— Aim of the task —
Keep only the lines of the material below that contain the word "shortcut". Copy those lines.

— Task input —
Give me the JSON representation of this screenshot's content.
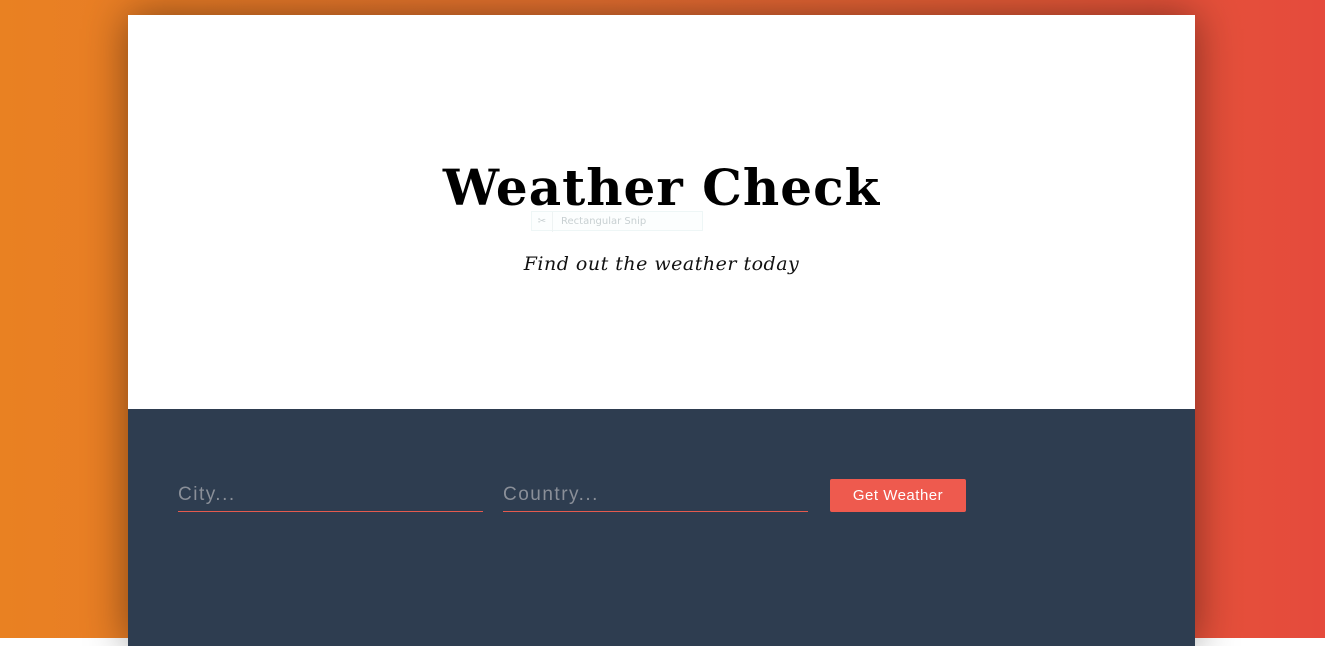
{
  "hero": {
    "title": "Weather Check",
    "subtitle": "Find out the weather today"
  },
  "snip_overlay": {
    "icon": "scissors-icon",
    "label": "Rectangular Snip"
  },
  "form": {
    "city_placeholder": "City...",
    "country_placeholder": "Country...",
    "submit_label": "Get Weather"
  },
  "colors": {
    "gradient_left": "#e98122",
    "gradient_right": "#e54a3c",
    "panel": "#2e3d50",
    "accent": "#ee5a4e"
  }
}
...
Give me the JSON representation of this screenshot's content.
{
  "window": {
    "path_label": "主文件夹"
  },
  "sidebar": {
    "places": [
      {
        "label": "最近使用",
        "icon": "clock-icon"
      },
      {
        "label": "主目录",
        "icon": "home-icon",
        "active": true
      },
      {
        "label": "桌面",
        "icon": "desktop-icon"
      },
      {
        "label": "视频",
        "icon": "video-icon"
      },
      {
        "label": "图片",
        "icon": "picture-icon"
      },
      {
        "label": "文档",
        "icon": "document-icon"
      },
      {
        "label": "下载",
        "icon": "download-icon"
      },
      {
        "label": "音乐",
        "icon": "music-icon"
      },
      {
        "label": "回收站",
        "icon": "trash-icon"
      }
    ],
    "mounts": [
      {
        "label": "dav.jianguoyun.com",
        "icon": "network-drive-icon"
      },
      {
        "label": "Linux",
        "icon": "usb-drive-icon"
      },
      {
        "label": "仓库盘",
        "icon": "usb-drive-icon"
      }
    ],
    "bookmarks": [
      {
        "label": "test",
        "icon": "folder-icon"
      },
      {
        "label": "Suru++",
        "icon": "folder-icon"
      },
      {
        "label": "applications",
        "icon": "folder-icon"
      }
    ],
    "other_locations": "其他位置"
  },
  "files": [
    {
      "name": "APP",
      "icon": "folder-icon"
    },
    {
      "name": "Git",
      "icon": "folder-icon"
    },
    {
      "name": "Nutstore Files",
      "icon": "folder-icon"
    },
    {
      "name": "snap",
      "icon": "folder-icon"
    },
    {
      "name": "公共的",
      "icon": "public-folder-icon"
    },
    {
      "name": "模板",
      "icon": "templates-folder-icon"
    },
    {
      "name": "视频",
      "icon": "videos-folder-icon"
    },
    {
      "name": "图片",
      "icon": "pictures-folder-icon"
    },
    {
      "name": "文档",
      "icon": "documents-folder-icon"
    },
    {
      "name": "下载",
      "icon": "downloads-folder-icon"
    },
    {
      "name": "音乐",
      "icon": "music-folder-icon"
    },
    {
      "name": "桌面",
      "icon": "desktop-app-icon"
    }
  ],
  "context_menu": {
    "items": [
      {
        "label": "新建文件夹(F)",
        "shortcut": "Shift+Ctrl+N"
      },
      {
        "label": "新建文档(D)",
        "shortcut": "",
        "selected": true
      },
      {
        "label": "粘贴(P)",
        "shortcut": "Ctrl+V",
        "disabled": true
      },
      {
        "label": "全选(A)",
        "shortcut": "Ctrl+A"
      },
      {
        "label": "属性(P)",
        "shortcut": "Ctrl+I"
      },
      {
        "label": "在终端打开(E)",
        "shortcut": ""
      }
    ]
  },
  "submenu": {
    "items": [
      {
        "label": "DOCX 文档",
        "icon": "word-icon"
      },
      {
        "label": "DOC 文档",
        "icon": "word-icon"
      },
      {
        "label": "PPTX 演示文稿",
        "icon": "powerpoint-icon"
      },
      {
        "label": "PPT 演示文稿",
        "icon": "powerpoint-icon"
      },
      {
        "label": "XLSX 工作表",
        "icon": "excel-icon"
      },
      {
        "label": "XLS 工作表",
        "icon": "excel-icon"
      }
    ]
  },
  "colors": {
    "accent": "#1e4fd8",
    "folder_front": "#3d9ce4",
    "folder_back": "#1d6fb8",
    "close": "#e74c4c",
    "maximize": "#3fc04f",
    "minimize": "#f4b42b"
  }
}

— Reply —
        "shortcut": "Shift+Ctrl+N"
        "shortcut": "",
        "shortcut": "Ctrl+V",
        "shortcut": "Ctrl+A"
        "shortcut": "Ctrl+I"
        "shortcut": ""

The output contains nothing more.